The primary concern of spreading the BVD virus is through PI cattle. PI animals are very efficient transmitters of the virus. They usually have a very high amount of virus circulating in their blood and other fluids, and they shed the BVD virus continually. PI-BVD calves are “created” during pregnancy when BVD virus from an infected dam’s bloodstream crosses the placental wall to her fetus during the first part of gestation. This is the only way a PI animal is created. Infection can lead to fetal death, the birth of a PI calf, or the birth of a normal calf. It’s important to note that a calf born BVD-PI will always be a PI animal. If a calf is not PI at birth, it can never become PI. BVD-PI calves can grow to adult age without any outward signs of BVD virus infection. The virus is perpetuated when these PI animals survive past yearling age and enter the breeding herd.
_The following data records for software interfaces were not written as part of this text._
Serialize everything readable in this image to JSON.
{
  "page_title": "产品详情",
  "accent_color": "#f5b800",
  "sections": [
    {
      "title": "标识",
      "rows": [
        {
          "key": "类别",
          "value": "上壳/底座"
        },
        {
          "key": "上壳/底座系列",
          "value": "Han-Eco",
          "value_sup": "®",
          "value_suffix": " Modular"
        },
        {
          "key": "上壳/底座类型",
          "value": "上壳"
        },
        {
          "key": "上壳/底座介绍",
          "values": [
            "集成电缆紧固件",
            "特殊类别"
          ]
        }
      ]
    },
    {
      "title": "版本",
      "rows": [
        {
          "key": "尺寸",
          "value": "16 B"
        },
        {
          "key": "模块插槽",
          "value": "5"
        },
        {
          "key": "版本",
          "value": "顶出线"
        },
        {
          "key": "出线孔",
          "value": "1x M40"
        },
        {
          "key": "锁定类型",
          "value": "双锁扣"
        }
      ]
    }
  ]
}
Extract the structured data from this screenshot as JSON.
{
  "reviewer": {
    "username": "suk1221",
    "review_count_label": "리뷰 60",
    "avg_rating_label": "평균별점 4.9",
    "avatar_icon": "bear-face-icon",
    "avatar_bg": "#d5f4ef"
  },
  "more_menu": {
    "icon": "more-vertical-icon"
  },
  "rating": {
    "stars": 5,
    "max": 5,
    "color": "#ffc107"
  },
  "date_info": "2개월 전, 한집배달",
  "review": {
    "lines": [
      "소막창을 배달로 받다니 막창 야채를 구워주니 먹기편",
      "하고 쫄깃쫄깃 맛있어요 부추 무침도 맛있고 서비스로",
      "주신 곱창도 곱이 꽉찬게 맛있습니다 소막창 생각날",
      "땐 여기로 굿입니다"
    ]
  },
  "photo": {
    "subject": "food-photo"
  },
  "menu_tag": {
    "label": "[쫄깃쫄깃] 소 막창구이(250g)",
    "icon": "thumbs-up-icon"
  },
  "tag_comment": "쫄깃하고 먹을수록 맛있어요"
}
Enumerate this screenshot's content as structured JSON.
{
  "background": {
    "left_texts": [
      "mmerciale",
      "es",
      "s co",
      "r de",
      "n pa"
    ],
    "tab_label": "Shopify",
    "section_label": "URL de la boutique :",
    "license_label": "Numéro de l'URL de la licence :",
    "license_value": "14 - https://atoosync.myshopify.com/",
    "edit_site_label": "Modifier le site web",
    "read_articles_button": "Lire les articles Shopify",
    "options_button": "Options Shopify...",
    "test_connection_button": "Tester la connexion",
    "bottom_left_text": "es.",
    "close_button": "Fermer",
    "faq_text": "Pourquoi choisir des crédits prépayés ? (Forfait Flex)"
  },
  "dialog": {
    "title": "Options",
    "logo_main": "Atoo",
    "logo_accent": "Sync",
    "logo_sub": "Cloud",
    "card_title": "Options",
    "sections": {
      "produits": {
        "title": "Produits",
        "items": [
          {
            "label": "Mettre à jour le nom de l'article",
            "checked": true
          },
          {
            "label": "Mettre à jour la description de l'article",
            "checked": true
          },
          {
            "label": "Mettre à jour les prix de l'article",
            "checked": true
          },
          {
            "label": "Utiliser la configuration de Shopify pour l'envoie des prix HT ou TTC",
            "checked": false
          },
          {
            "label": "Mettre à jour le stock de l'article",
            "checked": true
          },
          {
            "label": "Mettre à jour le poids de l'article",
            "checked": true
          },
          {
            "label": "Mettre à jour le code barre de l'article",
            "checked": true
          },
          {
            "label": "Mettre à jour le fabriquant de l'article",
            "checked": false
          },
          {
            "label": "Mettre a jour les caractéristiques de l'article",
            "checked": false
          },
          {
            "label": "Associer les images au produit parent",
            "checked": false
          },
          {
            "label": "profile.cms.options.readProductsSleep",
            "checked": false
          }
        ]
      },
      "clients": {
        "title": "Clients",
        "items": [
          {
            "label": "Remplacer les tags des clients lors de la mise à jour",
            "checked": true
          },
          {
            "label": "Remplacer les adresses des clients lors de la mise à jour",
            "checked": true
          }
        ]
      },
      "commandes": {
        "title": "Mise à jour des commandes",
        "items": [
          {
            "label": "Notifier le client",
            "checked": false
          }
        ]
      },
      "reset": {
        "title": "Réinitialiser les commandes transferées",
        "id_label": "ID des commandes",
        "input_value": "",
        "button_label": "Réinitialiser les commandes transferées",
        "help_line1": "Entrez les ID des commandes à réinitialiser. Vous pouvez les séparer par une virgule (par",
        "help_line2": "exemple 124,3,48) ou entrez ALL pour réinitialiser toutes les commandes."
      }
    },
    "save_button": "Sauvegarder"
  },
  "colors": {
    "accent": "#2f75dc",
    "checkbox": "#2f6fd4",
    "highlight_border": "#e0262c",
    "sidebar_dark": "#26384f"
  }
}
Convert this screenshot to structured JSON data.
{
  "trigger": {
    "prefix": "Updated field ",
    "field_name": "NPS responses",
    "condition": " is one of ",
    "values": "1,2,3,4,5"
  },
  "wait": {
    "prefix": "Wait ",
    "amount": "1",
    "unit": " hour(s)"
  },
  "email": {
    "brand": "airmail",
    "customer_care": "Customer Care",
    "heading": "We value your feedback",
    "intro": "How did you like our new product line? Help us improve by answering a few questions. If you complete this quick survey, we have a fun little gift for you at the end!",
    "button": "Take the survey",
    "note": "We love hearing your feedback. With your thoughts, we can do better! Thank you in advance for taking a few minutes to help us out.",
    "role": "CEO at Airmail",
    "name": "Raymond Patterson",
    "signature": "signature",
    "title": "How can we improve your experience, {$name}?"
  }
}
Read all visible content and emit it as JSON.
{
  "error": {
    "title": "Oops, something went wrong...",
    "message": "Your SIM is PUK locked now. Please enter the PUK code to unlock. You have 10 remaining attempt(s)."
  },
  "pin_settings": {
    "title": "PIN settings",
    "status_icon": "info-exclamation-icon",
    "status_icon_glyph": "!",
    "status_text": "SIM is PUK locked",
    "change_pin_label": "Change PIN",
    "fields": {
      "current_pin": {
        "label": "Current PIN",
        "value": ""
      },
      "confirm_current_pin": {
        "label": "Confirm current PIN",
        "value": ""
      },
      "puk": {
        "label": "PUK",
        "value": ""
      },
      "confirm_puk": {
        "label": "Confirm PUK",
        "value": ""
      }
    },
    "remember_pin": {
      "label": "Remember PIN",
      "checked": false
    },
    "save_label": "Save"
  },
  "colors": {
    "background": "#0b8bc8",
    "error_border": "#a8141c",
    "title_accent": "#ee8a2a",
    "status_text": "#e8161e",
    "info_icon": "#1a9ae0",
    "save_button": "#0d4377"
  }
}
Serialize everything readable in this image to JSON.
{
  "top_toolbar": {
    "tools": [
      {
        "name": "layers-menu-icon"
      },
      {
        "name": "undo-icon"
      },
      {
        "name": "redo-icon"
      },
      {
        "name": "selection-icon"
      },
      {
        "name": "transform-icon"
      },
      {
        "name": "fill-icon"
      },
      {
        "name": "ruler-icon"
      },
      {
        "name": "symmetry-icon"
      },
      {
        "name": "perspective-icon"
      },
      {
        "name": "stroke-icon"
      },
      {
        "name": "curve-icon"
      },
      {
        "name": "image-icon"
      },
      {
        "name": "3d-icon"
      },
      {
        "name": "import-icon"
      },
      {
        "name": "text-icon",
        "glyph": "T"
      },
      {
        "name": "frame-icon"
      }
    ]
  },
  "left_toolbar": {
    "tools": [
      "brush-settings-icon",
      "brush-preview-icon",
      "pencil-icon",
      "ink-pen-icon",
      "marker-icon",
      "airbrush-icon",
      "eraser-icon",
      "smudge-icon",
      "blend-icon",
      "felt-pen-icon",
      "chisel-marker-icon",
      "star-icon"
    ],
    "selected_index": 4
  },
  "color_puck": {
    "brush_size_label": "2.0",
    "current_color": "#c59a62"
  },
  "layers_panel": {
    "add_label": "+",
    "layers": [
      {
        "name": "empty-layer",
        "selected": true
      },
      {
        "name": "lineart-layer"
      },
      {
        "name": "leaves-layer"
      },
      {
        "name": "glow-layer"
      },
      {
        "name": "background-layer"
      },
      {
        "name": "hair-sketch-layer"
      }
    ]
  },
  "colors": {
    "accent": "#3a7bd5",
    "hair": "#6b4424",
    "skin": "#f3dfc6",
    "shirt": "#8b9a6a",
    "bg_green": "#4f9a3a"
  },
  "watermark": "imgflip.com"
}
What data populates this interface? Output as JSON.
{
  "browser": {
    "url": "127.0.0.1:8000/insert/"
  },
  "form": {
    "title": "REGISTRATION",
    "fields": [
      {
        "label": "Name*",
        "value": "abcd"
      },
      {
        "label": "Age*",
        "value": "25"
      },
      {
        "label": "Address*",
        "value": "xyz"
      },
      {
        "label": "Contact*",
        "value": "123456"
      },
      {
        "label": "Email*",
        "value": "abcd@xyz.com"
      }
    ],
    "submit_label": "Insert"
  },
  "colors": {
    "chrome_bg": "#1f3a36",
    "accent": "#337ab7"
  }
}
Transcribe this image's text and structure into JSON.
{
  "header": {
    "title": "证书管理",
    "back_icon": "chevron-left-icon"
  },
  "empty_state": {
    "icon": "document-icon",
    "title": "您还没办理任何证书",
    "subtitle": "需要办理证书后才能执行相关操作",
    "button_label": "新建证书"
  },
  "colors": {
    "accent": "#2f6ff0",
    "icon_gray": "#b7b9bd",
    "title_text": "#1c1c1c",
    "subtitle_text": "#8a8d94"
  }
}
Infected heifers or cows (that conceive) will always produce a PI calf.
A PI bull has the dangerous potential to spread the BVD virus to all cattle he comes in contact with.